'''

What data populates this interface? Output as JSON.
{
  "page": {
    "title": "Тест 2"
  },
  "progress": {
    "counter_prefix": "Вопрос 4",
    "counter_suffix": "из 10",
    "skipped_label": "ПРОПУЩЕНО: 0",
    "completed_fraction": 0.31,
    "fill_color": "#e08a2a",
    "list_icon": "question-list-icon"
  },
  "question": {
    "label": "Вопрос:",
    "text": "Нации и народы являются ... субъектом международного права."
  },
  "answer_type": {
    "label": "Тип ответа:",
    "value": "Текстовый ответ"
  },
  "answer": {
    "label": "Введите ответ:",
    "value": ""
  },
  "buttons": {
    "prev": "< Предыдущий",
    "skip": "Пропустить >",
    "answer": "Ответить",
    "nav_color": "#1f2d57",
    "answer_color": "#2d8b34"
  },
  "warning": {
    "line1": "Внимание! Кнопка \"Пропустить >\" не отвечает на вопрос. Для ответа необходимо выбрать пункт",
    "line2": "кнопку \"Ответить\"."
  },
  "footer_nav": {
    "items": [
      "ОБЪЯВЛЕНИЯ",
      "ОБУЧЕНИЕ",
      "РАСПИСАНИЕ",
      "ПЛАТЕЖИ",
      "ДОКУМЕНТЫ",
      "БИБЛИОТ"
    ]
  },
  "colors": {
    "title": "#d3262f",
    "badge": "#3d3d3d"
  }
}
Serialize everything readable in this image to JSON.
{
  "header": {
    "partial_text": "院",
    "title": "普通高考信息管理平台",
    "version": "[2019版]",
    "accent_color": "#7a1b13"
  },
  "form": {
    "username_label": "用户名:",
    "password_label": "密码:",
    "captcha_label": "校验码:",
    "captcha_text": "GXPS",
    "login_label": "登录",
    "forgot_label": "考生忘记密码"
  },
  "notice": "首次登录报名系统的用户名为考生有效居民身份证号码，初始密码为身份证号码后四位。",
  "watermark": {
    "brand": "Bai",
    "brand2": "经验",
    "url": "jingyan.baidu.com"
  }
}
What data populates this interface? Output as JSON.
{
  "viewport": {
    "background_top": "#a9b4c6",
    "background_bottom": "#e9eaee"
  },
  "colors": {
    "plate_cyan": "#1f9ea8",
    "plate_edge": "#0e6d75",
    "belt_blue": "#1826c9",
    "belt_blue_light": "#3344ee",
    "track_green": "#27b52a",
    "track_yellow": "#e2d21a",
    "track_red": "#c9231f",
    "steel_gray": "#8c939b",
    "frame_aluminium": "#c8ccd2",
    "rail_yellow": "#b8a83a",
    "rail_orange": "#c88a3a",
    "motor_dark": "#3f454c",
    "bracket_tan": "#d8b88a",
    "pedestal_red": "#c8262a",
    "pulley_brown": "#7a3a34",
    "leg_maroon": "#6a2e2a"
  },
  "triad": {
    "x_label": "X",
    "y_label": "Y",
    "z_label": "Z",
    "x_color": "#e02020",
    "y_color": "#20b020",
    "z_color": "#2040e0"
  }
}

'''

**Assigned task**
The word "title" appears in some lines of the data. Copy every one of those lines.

**Answer box**
    "title": "Тест 2"
    "title": "#d3262f",
    "title": "普通高考信息管理平台",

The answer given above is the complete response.